- Provided data
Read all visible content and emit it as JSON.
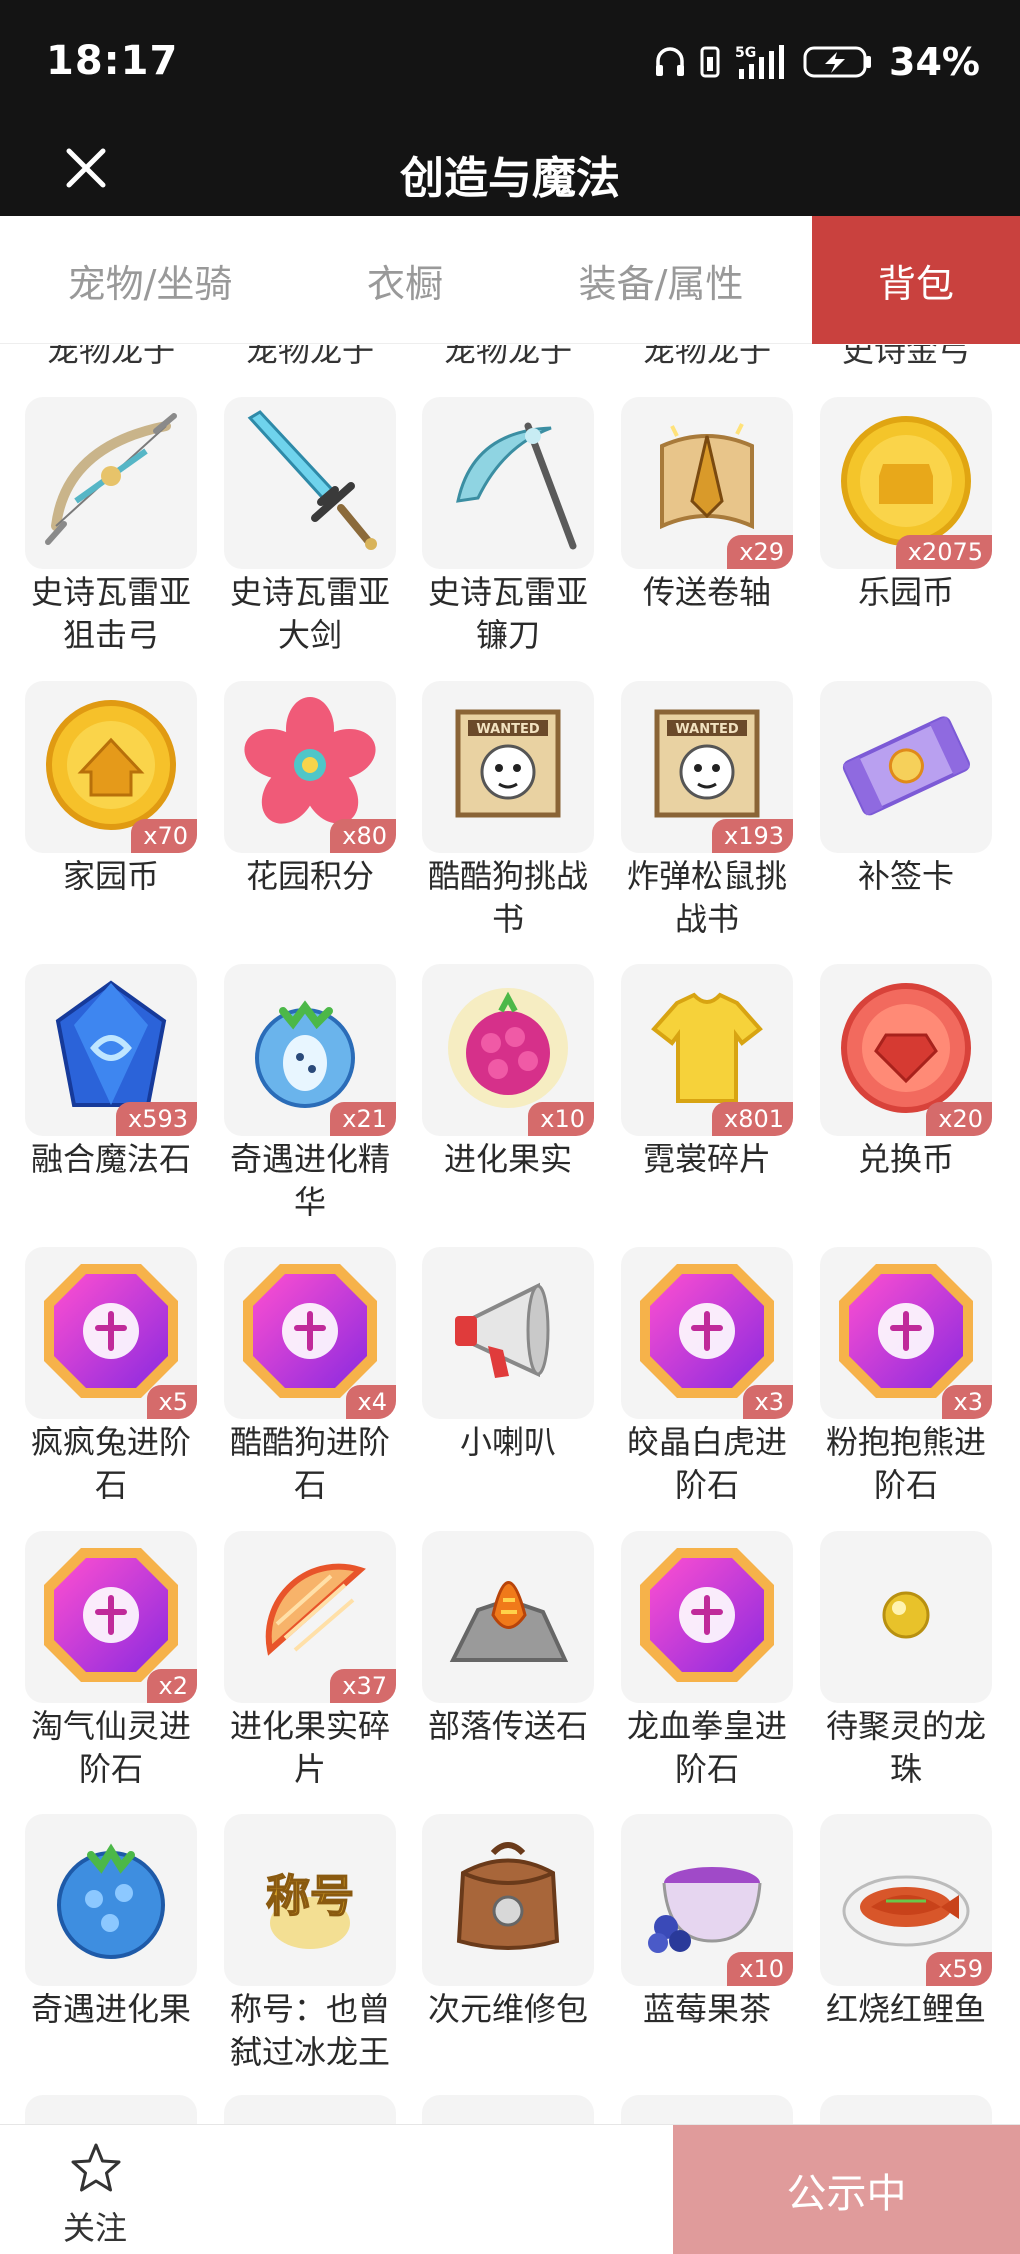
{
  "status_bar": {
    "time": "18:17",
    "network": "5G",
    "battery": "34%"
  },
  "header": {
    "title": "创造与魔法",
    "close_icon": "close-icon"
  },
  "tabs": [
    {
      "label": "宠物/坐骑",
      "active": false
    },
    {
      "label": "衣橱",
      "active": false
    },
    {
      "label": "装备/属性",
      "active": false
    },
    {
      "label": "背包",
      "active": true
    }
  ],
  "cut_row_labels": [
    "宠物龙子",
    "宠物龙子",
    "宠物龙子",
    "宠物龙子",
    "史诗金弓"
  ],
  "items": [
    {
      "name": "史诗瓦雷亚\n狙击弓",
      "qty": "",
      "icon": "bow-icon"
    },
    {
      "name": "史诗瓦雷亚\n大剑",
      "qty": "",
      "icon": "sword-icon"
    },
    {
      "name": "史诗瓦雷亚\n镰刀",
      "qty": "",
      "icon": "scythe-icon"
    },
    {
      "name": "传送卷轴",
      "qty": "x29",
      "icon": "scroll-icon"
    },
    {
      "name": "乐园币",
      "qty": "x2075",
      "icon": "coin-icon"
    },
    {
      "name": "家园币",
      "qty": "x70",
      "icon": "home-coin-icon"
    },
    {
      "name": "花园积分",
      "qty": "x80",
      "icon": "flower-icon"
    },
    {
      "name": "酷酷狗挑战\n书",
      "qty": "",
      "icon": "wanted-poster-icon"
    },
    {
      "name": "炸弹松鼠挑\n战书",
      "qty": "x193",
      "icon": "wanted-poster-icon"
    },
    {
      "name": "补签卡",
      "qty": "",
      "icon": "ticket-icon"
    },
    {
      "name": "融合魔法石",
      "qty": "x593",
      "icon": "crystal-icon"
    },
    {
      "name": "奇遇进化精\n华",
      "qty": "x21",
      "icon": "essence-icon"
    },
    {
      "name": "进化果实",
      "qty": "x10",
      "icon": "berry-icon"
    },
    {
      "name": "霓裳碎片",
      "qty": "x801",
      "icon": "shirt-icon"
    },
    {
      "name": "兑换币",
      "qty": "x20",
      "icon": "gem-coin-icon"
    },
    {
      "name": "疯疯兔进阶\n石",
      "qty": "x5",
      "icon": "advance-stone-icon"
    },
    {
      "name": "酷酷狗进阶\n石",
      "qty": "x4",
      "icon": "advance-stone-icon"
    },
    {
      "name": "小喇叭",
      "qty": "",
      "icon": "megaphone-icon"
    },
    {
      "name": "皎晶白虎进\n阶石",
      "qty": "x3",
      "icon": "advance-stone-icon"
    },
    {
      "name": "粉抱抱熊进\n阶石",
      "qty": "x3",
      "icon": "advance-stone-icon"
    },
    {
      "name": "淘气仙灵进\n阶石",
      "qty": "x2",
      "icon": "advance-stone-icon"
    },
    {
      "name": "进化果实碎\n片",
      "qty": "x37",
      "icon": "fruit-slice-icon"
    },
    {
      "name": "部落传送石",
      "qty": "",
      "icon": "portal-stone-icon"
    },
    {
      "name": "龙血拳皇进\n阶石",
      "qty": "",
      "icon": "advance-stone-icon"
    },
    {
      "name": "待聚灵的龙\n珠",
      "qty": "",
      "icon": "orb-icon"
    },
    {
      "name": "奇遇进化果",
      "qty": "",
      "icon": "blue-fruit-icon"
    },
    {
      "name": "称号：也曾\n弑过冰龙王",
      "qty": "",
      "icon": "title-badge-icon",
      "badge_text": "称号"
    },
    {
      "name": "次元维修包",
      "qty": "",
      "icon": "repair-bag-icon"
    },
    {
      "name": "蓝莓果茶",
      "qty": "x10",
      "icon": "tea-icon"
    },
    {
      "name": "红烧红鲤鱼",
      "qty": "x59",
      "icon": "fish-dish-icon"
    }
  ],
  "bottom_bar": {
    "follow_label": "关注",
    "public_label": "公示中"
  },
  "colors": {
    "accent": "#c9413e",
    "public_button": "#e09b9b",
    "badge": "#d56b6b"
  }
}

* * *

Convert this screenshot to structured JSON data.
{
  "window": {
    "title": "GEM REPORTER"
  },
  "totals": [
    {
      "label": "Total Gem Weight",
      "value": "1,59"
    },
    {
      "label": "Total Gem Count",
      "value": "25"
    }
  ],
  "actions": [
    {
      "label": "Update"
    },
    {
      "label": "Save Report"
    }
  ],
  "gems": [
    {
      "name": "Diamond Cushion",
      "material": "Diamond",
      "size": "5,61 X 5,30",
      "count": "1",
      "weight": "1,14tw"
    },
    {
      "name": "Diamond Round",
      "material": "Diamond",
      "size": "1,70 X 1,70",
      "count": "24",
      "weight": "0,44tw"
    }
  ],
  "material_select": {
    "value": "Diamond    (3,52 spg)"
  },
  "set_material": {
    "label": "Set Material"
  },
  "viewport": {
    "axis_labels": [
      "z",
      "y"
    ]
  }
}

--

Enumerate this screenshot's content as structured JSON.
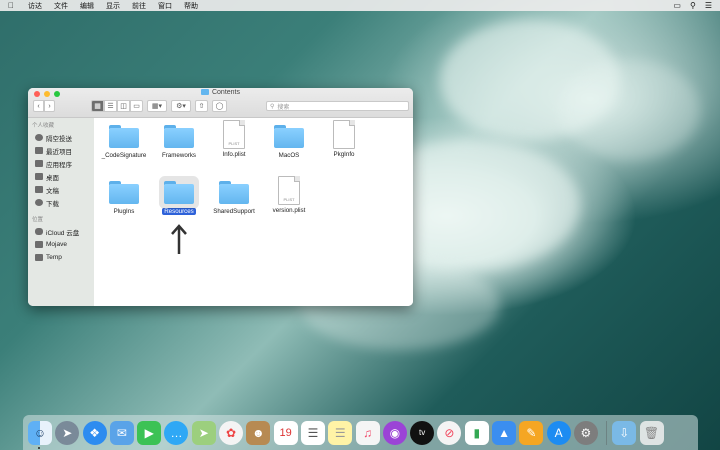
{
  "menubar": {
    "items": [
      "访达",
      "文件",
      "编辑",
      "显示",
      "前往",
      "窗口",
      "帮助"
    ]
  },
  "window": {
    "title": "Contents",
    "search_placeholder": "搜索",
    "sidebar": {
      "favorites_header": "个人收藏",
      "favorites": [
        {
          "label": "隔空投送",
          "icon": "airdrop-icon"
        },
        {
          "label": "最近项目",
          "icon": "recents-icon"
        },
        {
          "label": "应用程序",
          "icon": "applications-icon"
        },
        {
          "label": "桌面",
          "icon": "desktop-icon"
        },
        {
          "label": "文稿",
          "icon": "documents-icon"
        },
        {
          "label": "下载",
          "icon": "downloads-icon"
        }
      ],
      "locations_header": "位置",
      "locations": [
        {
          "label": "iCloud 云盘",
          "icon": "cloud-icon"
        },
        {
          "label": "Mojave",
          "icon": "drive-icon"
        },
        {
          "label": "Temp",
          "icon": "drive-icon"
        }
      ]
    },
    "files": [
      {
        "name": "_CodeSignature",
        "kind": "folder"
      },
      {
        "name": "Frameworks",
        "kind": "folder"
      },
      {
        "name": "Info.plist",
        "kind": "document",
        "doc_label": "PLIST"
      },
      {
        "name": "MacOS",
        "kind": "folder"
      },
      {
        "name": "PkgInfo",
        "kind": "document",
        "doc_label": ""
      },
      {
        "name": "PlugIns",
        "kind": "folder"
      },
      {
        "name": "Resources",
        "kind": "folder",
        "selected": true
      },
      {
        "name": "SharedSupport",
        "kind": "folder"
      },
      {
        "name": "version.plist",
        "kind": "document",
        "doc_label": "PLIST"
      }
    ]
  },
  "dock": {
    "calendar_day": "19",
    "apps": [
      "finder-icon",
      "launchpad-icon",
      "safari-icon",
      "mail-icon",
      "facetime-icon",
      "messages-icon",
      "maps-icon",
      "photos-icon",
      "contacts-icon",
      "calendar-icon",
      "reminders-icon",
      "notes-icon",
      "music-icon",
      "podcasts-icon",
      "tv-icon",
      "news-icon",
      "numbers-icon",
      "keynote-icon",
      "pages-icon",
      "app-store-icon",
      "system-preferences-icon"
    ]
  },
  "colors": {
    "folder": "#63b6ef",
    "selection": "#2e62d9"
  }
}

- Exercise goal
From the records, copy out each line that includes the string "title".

- Solution
    "title": "创造与魔法",
      "icon": "title-badge-icon",
    "title": "GEM REPORTER"
    "title": "Contents",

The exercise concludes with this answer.